The task:
Please give back the listing below word for word, without the images.
┌──
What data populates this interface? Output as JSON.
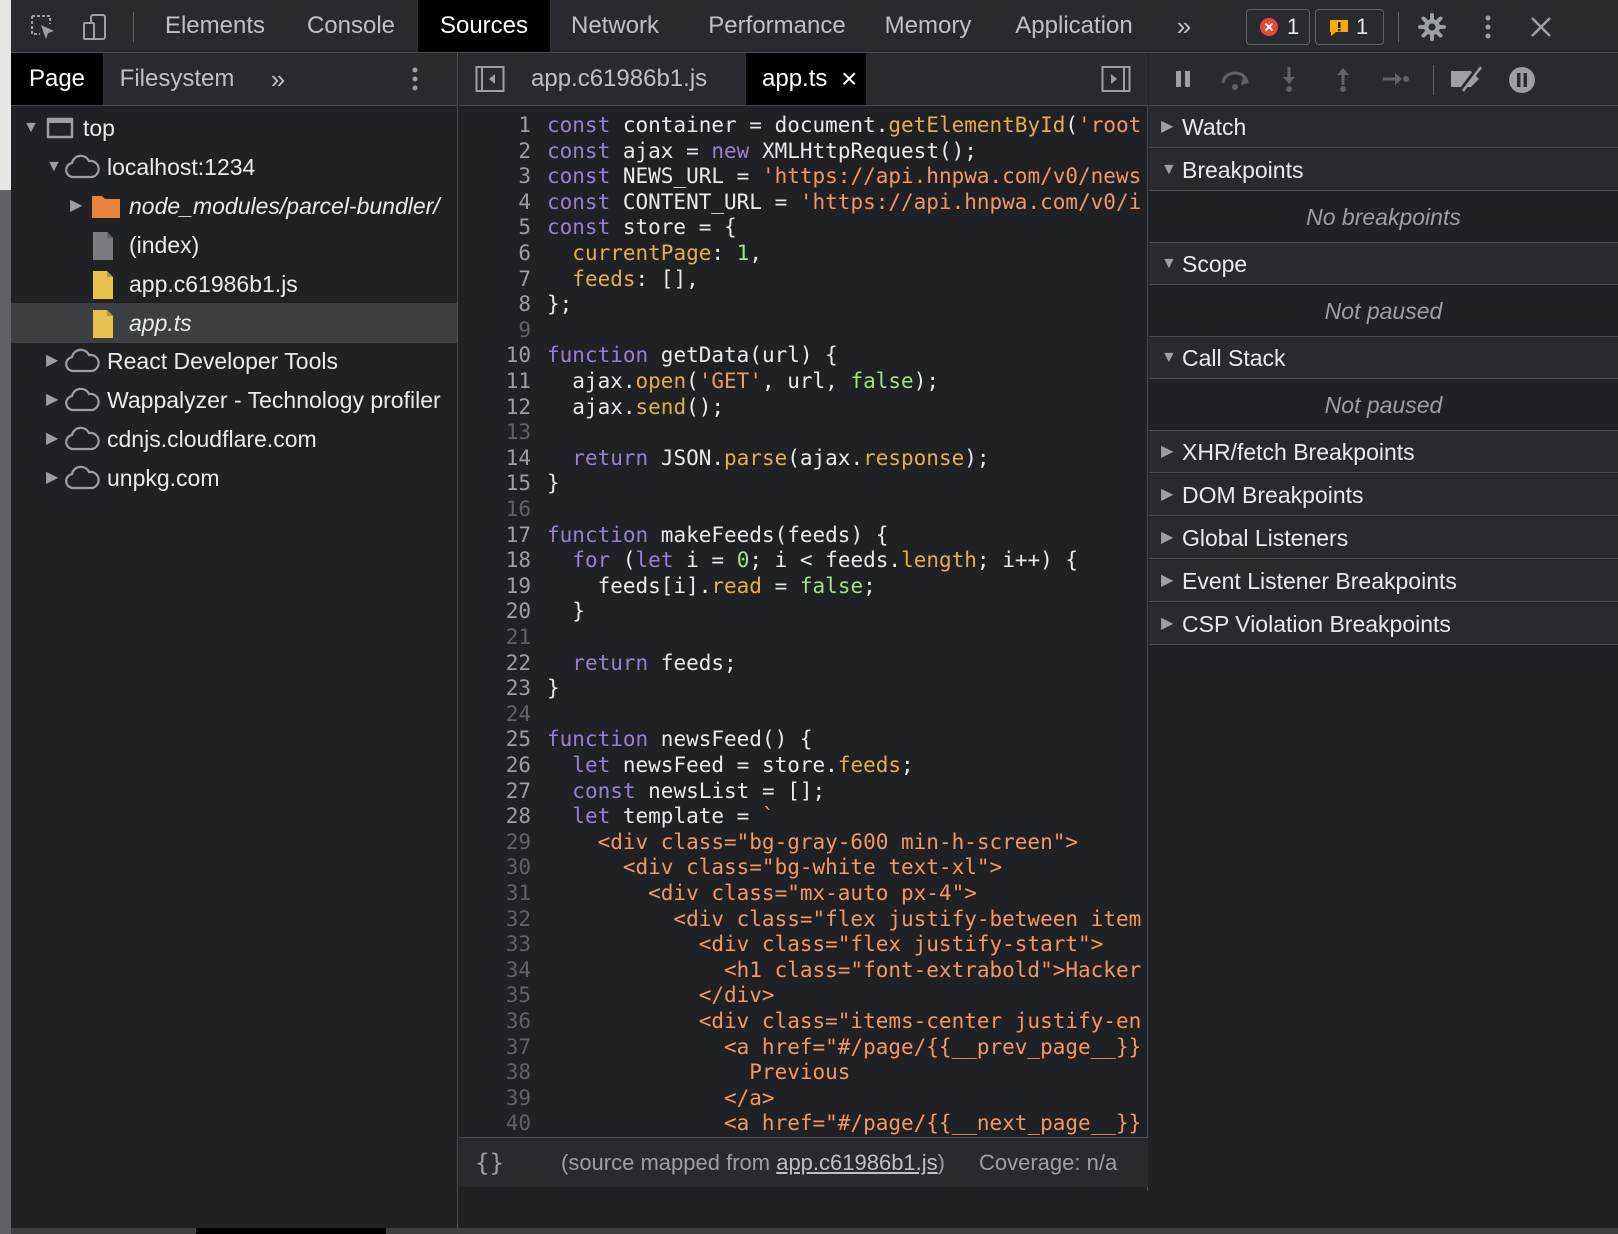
{
  "main_tabs": [
    "Elements",
    "Console",
    "Sources",
    "Network",
    "Performance",
    "Memory",
    "Application"
  ],
  "active_main_tab": "Sources",
  "more_tabs_glyph": "»",
  "error_count": "1",
  "warning_count": "1",
  "navigator": {
    "tabs": [
      "Page",
      "Filesystem"
    ],
    "more_glyph": "»",
    "tree": [
      {
        "label": "top",
        "icon": "frame-icon",
        "expanded": true,
        "level": 0
      },
      {
        "label": "localhost:1234",
        "icon": "cloud-icon",
        "expanded": true,
        "level": 1
      },
      {
        "label": "node_modules/parcel-bundler/",
        "icon": "folder-icon",
        "expanded": false,
        "level": 2,
        "italic": true
      },
      {
        "label": "(index)",
        "icon": "file-icon",
        "level": 2
      },
      {
        "label": "app.c61986b1.js",
        "icon": "file-icon",
        "level": 2
      },
      {
        "label": "app.ts",
        "icon": "file-icon",
        "level": 2,
        "italic": true,
        "selected": true
      },
      {
        "label": "React Developer Tools",
        "icon": "cloud-icon",
        "expanded": false,
        "level": 1
      },
      {
        "label": "Wappalyzer - Technology profiler",
        "icon": "cloud-icon",
        "expanded": false,
        "level": 1
      },
      {
        "label": "cdnjs.cloudflare.com",
        "icon": "cloud-icon",
        "expanded": false,
        "level": 1
      },
      {
        "label": "unpkg.com",
        "icon": "cloud-icon",
        "expanded": false,
        "level": 1
      }
    ]
  },
  "editor": {
    "tabs": [
      {
        "label": "app.c61986b1.js"
      },
      {
        "label": "app.ts",
        "active": true
      }
    ],
    "close_glyph": "×",
    "lines": [
      [
        [
          "k",
          "const"
        ],
        [
          "o",
          " container = document."
        ],
        [
          "p",
          "getElementById"
        ],
        [
          "o",
          "("
        ],
        [
          "s",
          "'root"
        ]
      ],
      [
        [
          "k",
          "const"
        ],
        [
          "o",
          " ajax = "
        ],
        [
          "k",
          "new"
        ],
        [
          "o",
          " XMLHttpRequest();"
        ]
      ],
      [
        [
          "k",
          "const"
        ],
        [
          "o",
          " NEWS_URL = "
        ],
        [
          "s",
          "'https://api.hnpwa.com/v0/news"
        ]
      ],
      [
        [
          "k",
          "const"
        ],
        [
          "o",
          " CONTENT_URL = "
        ],
        [
          "s",
          "'https://api.hnpwa.com/v0/i"
        ]
      ],
      [
        [
          "k",
          "const"
        ],
        [
          "o",
          " store = {"
        ]
      ],
      [
        [
          "o",
          "  "
        ],
        [
          "p",
          "currentPage"
        ],
        [
          "o",
          ": "
        ],
        [
          "n",
          "1"
        ],
        [
          "o",
          ","
        ]
      ],
      [
        [
          "o",
          "  "
        ],
        [
          "p",
          "feeds"
        ],
        [
          "o",
          ": [],"
        ]
      ],
      [
        [
          "o",
          "};"
        ]
      ],
      [],
      [
        [
          "k",
          "function"
        ],
        [
          "o",
          " getData(url) {"
        ]
      ],
      [
        [
          "o",
          "  ajax."
        ],
        [
          "p",
          "open"
        ],
        [
          "o",
          "("
        ],
        [
          "s",
          "'GET'"
        ],
        [
          "o",
          ", url, "
        ],
        [
          "n",
          "false"
        ],
        [
          "o",
          ");"
        ]
      ],
      [
        [
          "o",
          "  ajax."
        ],
        [
          "p",
          "send"
        ],
        [
          "o",
          "();"
        ]
      ],
      [],
      [
        [
          "o",
          "  "
        ],
        [
          "k",
          "return"
        ],
        [
          "o",
          " JSON."
        ],
        [
          "p",
          "parse"
        ],
        [
          "o",
          "(ajax."
        ],
        [
          "p",
          "response"
        ],
        [
          "o",
          ");"
        ]
      ],
      [
        [
          "o",
          "}"
        ]
      ],
      [],
      [
        [
          "k",
          "function"
        ],
        [
          "o",
          " makeFeeds(feeds) {"
        ]
      ],
      [
        [
          "o",
          "  "
        ],
        [
          "k",
          "for"
        ],
        [
          "o",
          " ("
        ],
        [
          "k",
          "let"
        ],
        [
          "o",
          " i = "
        ],
        [
          "n",
          "0"
        ],
        [
          "o",
          "; i < feeds."
        ],
        [
          "p",
          "length"
        ],
        [
          "o",
          "; i++) {"
        ]
      ],
      [
        [
          "o",
          "    feeds[i]."
        ],
        [
          "p",
          "read"
        ],
        [
          "o",
          " = "
        ],
        [
          "n",
          "false"
        ],
        [
          "o",
          ";"
        ]
      ],
      [
        [
          "o",
          "  }"
        ]
      ],
      [],
      [
        [
          "o",
          "  "
        ],
        [
          "k",
          "return"
        ],
        [
          "o",
          " feeds;"
        ]
      ],
      [
        [
          "o",
          "}"
        ]
      ],
      [],
      [
        [
          "k",
          "function"
        ],
        [
          "o",
          " newsFeed() {"
        ]
      ],
      [
        [
          "o",
          "  "
        ],
        [
          "k",
          "let"
        ],
        [
          "o",
          " newsFeed = store."
        ],
        [
          "p",
          "feeds"
        ],
        [
          "o",
          ";"
        ]
      ],
      [
        [
          "o",
          "  "
        ],
        [
          "k",
          "const"
        ],
        [
          "o",
          " newsList = [];"
        ]
      ],
      [
        [
          "o",
          "  "
        ],
        [
          "k",
          "let"
        ],
        [
          "o",
          " template = "
        ],
        [
          "s",
          "`"
        ]
      ],
      [
        [
          "s",
          "    <div class=\"bg-gray-600 min-h-screen\">"
        ]
      ],
      [
        [
          "s",
          "      <div class=\"bg-white text-xl\">"
        ]
      ],
      [
        [
          "s",
          "        <div class=\"mx-auto px-4\">"
        ]
      ],
      [
        [
          "s",
          "          <div class=\"flex justify-between item"
        ]
      ],
      [
        [
          "s",
          "            <div class=\"flex justify-start\">"
        ]
      ],
      [
        [
          "s",
          "              <h1 class=\"font-extrabold\">Hacker"
        ]
      ],
      [
        [
          "s",
          "            </div>"
        ]
      ],
      [
        [
          "s",
          "            <div class=\"items-center justify-en"
        ]
      ],
      [
        [
          "s",
          "              <a href=\"#/page/{{__prev_page__}}"
        ]
      ],
      [
        [
          "s",
          "                Previous"
        ]
      ],
      [
        [
          "s",
          "              </a>"
        ]
      ],
      [
        [
          "s",
          "              <a href=\"#/page/{{__next_page__}}"
        ]
      ]
    ]
  },
  "status": {
    "pretty_print_glyph": "{}",
    "source_mapped_prefix": "(source mapped from ",
    "source_mapped_link": "app.c61986b1.js",
    "source_mapped_suffix": ")",
    "coverage": "Coverage: n/a"
  },
  "debugger": {
    "panes": [
      {
        "title": "Watch",
        "expanded": false
      },
      {
        "title": "Breakpoints",
        "expanded": true,
        "message": "No breakpoints"
      },
      {
        "title": "Scope",
        "expanded": true,
        "message": "Not paused"
      },
      {
        "title": "Call Stack",
        "expanded": true,
        "message": "Not paused"
      },
      {
        "title": "XHR/fetch Breakpoints",
        "expanded": false
      },
      {
        "title": "DOM Breakpoints",
        "expanded": false
      },
      {
        "title": "Global Listeners",
        "expanded": false
      },
      {
        "title": "Event Listener Breakpoints",
        "expanded": false
      },
      {
        "title": "CSP Violation Breakpoints",
        "expanded": false
      }
    ]
  },
  "colors": {
    "keyword": "#9a7fd5",
    "string": "#f29766",
    "property": "#e0b04a",
    "literal": "#a1e283",
    "background": "#202124",
    "toolbar": "#292a2d",
    "error": "#e8453c",
    "warning": "#f9ab00"
  }
}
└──
Solution for this exercise:
What data populates this interface? Output as JSON.
{
  "main_tabs": [
    "Elements",
    "Console",
    "Sources",
    "Network",
    "Performance",
    "Memory",
    "Application"
  ],
  "active_main_tab": "Sources",
  "more_tabs_glyph": "»",
  "error_count": "1",
  "warning_count": "1",
  "navigator": {
    "tabs": [
      "Page",
      "Filesystem"
    ],
    "more_glyph": "»",
    "tree": [
      {
        "label": "top",
        "icon": "frame-icon",
        "expanded": true,
        "level": 0
      },
      {
        "label": "localhost:1234",
        "icon": "cloud-icon",
        "expanded": true,
        "level": 1
      },
      {
        "label": "node_modules/parcel-bundler/",
        "icon": "folder-icon",
        "expanded": false,
        "level": 2,
        "italic": true
      },
      {
        "label": "(index)",
        "icon": "file-icon",
        "level": 2
      },
      {
        "label": "app.c61986b1.js",
        "icon": "file-icon",
        "level": 2
      },
      {
        "label": "app.ts",
        "icon": "file-icon",
        "level": 2,
        "italic": true,
        "selected": true
      },
      {
        "label": "React Developer Tools",
        "icon": "cloud-icon",
        "expanded": false,
        "level": 1
      },
      {
        "label": "Wappalyzer - Technology profiler",
        "icon": "cloud-icon",
        "expanded": false,
        "level": 1
      },
      {
        "label": "cdnjs.cloudflare.com",
        "icon": "cloud-icon",
        "expanded": false,
        "level": 1
      },
      {
        "label": "unpkg.com",
        "icon": "cloud-icon",
        "expanded": false,
        "level": 1
      }
    ]
  },
  "editor": {
    "tabs": [
      {
        "label": "app.c61986b1.js"
      },
      {
        "label": "app.ts",
        "active": true
      }
    ],
    "close_glyph": "×",
    "lines": [
      [
        [
          "k",
          "const"
        ],
        [
          "o",
          " container = document."
        ],
        [
          "p",
          "getElementById"
        ],
        [
          "o",
          "("
        ],
        [
          "s",
          "'root"
        ]
      ],
      [
        [
          "k",
          "const"
        ],
        [
          "o",
          " ajax = "
        ],
        [
          "k",
          "new"
        ],
        [
          "o",
          " XMLHttpRequest();"
        ]
      ],
      [
        [
          "k",
          "const"
        ],
        [
          "o",
          " NEWS_URL = "
        ],
        [
          "s",
          "'https://api.hnpwa.com/v0/news"
        ]
      ],
      [
        [
          "k",
          "const"
        ],
        [
          "o",
          " CONTENT_URL = "
        ],
        [
          "s",
          "'https://api.hnpwa.com/v0/i"
        ]
      ],
      [
        [
          "k",
          "const"
        ],
        [
          "o",
          " store = {"
        ]
      ],
      [
        [
          "o",
          "  "
        ],
        [
          "p",
          "currentPage"
        ],
        [
          "o",
          ": "
        ],
        [
          "n",
          "1"
        ],
        [
          "o",
          ","
        ]
      ],
      [
        [
          "o",
          "  "
        ],
        [
          "p",
          "feeds"
        ],
        [
          "o",
          ": [],"
        ]
      ],
      [
        [
          "o",
          "};"
        ]
      ],
      [],
      [
        [
          "k",
          "function"
        ],
        [
          "o",
          " getData(url) {"
        ]
      ],
      [
        [
          "o",
          "  ajax."
        ],
        [
          "p",
          "open"
        ],
        [
          "o",
          "("
        ],
        [
          "s",
          "'GET'"
        ],
        [
          "o",
          ", url, "
        ],
        [
          "n",
          "false"
        ],
        [
          "o",
          ");"
        ]
      ],
      [
        [
          "o",
          "  ajax."
        ],
        [
          "p",
          "send"
        ],
        [
          "o",
          "();"
        ]
      ],
      [],
      [
        [
          "o",
          "  "
        ],
        [
          "k",
          "return"
        ],
        [
          "o",
          " JSON."
        ],
        [
          "p",
          "parse"
        ],
        [
          "o",
          "(ajax."
        ],
        [
          "p",
          "response"
        ],
        [
          "o",
          ");"
        ]
      ],
      [
        [
          "o",
          "}"
        ]
      ],
      [],
      [
        [
          "k",
          "function"
        ],
        [
          "o",
          " makeFeeds(feeds) {"
        ]
      ],
      [
        [
          "o",
          "  "
        ],
        [
          "k",
          "for"
        ],
        [
          "o",
          " ("
        ],
        [
          "k",
          "let"
        ],
        [
          "o",
          " i = "
        ],
        [
          "n",
          "0"
        ],
        [
          "o",
          "; i < feeds."
        ],
        [
          "p",
          "length"
        ],
        [
          "o",
          "; i++) {"
        ]
      ],
      [
        [
          "o",
          "    feeds[i]."
        ],
        [
          "p",
          "read"
        ],
        [
          "o",
          " = "
        ],
        [
          "n",
          "false"
        ],
        [
          "o",
          ";"
        ]
      ],
      [
        [
          "o",
          "  }"
        ]
      ],
      [],
      [
        [
          "o",
          "  "
        ],
        [
          "k",
          "return"
        ],
        [
          "o",
          " feeds;"
        ]
      ],
      [
        [
          "o",
          "}"
        ]
      ],
      [],
      [
        [
          "k",
          "function"
        ],
        [
          "o",
          " newsFeed() {"
        ]
      ],
      [
        [
          "o",
          "  "
        ],
        [
          "k",
          "let"
        ],
        [
          "o",
          " newsFeed = store."
        ],
        [
          "p",
          "feeds"
        ],
        [
          "o",
          ";"
        ]
      ],
      [
        [
          "o",
          "  "
        ],
        [
          "k",
          "const"
        ],
        [
          "o",
          " newsList = [];"
        ]
      ],
      [
        [
          "o",
          "  "
        ],
        [
          "k",
          "let"
        ],
        [
          "o",
          " template = "
        ],
        [
          "s",
          "`"
        ]
      ],
      [
        [
          "s",
          "    <div class=\"bg-gray-600 min-h-screen\">"
        ]
      ],
      [
        [
          "s",
          "      <div class=\"bg-white text-xl\">"
        ]
      ],
      [
        [
          "s",
          "        <div class=\"mx-auto px-4\">"
        ]
      ],
      [
        [
          "s",
          "          <div class=\"flex justify-between item"
        ]
      ],
      [
        [
          "s",
          "            <div class=\"flex justify-start\">"
        ]
      ],
      [
        [
          "s",
          "              <h1 class=\"font-extrabold\">Hacker"
        ]
      ],
      [
        [
          "s",
          "            </div>"
        ]
      ],
      [
        [
          "s",
          "            <div class=\"items-center justify-en"
        ]
      ],
      [
        [
          "s",
          "              <a href=\"#/page/{{__prev_page__}}"
        ]
      ],
      [
        [
          "s",
          "                Previous"
        ]
      ],
      [
        [
          "s",
          "              </a>"
        ]
      ],
      [
        [
          "s",
          "              <a href=\"#/page/{{__next_page__}}"
        ]
      ]
    ]
  },
  "status": {
    "pretty_print_glyph": "{}",
    "source_mapped_prefix": "(source mapped from ",
    "source_mapped_link": "app.c61986b1.js",
    "source_mapped_suffix": ")",
    "coverage": "Coverage: n/a"
  },
  "debugger": {
    "panes": [
      {
        "title": "Watch",
        "expanded": false
      },
      {
        "title": "Breakpoints",
        "expanded": true,
        "message": "No breakpoints"
      },
      {
        "title": "Scope",
        "expanded": true,
        "message": "Not paused"
      },
      {
        "title": "Call Stack",
        "expanded": true,
        "message": "Not paused"
      },
      {
        "title": "XHR/fetch Breakpoints",
        "expanded": false
      },
      {
        "title": "DOM Breakpoints",
        "expanded": false
      },
      {
        "title": "Global Listeners",
        "expanded": false
      },
      {
        "title": "Event Listener Breakpoints",
        "expanded": false
      },
      {
        "title": "CSP Violation Breakpoints",
        "expanded": false
      }
    ]
  },
  "colors": {
    "keyword": "#9a7fd5",
    "string": "#f29766",
    "property": "#e0b04a",
    "literal": "#a1e283",
    "background": "#202124",
    "toolbar": "#292a2d",
    "error": "#e8453c",
    "warning": "#f9ab00"
  }
}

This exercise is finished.